Some medications can affect iron levels, so it's important to discuss with your healthcare provider about any medications you're taking.
How often should I get the Iron Total and Total Iron Binding Capacity test?
The frequency depends on your individual health condition. If you're being treated for iron deficiency anemia or iron overload, your doctor will likely monitor your iron levels regularly.
What other tests might be ordered along with the Iron Total and Total Iron Binding Capacity test?
Other tests that might be ordered include ferritin (to measure iron stores), transferrin saturation (to see how much of the iron-binding capacity is being used), and a complete blood count (to evaluate the cells in your blood).
Can the Iron Total and Total Iron Binding Capacity test diagnose hemochromatosis?
While the test can suggest iron overload, a diagnosis of hemochromatosis usually requires genetic testing.
Why would my doctor order a transferrin saturation test along with the Iron Total and Total Iron Binding Capacity test?

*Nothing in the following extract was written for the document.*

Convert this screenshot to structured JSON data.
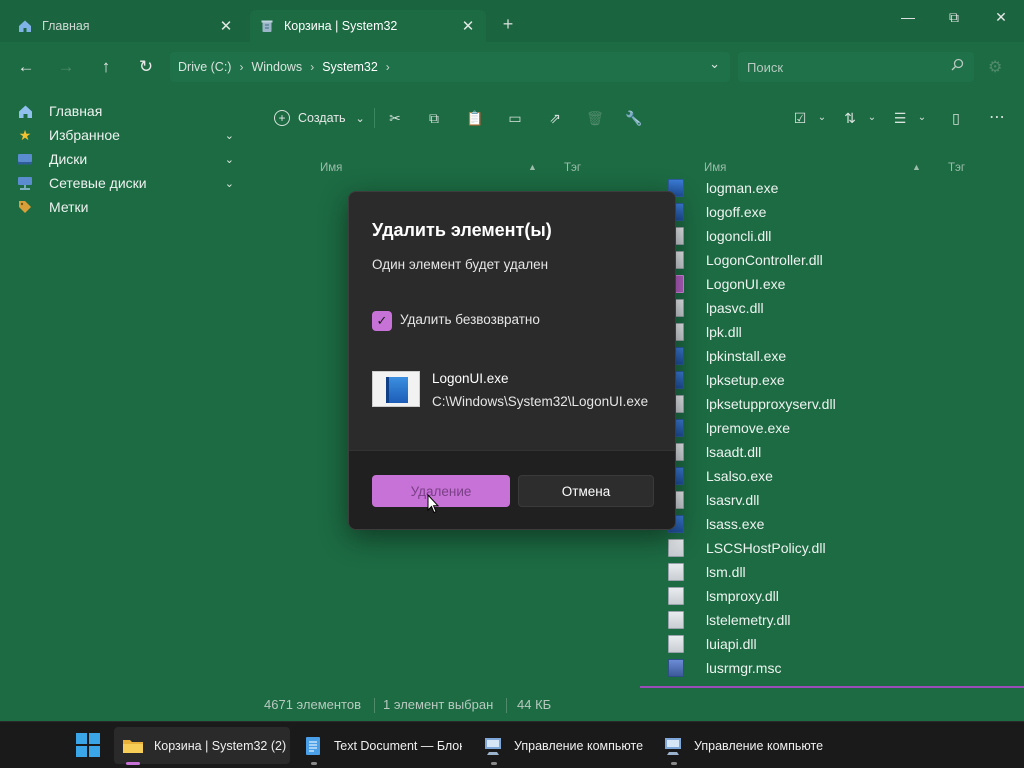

Transferrin saturation gives an estimate of how much of the transferrin in your body is actually carrying iron, which provides additional information about your iron status.
What other conditions can cause high iron levels besides hemochromatosis?
High iron levels can also be seen in conditions such as liver disease, certain types of anemia, and in people who've had multiple blood transfusions.
Understanding the Implications
What health risks are associated with high iron levels detected by the Iron Total and TotalIron Binding Capacity test?
High iron levels can lead to a condition known as iron overload, which can damage organs such as the liver and heart. Conditions associated with iron overload include hemochromatosis, liver disease, and certain types of anemia.
What health risks are associated with low iron levels detected by the Iron Total and Total Iron Binding Capacity test?
Low iron levels can lead to iron deficiency anemia, which can cause symptoms such as fatigue, weakness, and difficulty concentrating. In severe cases, it can lead to heart problems.
What lifestyle changes can I make if my Iron Total and Total Iron Binding Capacity test indicates low iron levels?
If your iron levels are low, eating a diet rich in iron (including meat, fortified cereals, and beans) and taking iron supplements as recommended by your doctor can help increase your iron levels.
What lifestyle changes can I make if my Iron Total and Total Iron Binding Capacity test indicates high iron levels?
If your iron levels are high, you might need to limit your intake of iron-rich foods, avoid taking iron supplements, and limit your alcohol intake because alcohol can increase iron absorption and contribute to liver damage.
What does it mean if my Iron Total and Total Iron Binding Capacity test results fluctuate?
Fluctuating results could be due to changes in your diet, iron absorption, or the presence of an underlying condition that affects iron metabolism. It's best to discuss this with your doctor to understand what might be causing these fluctuations.
We advise having your results reviewed by a licensed medical healthcare professional for proper interpretation of your results.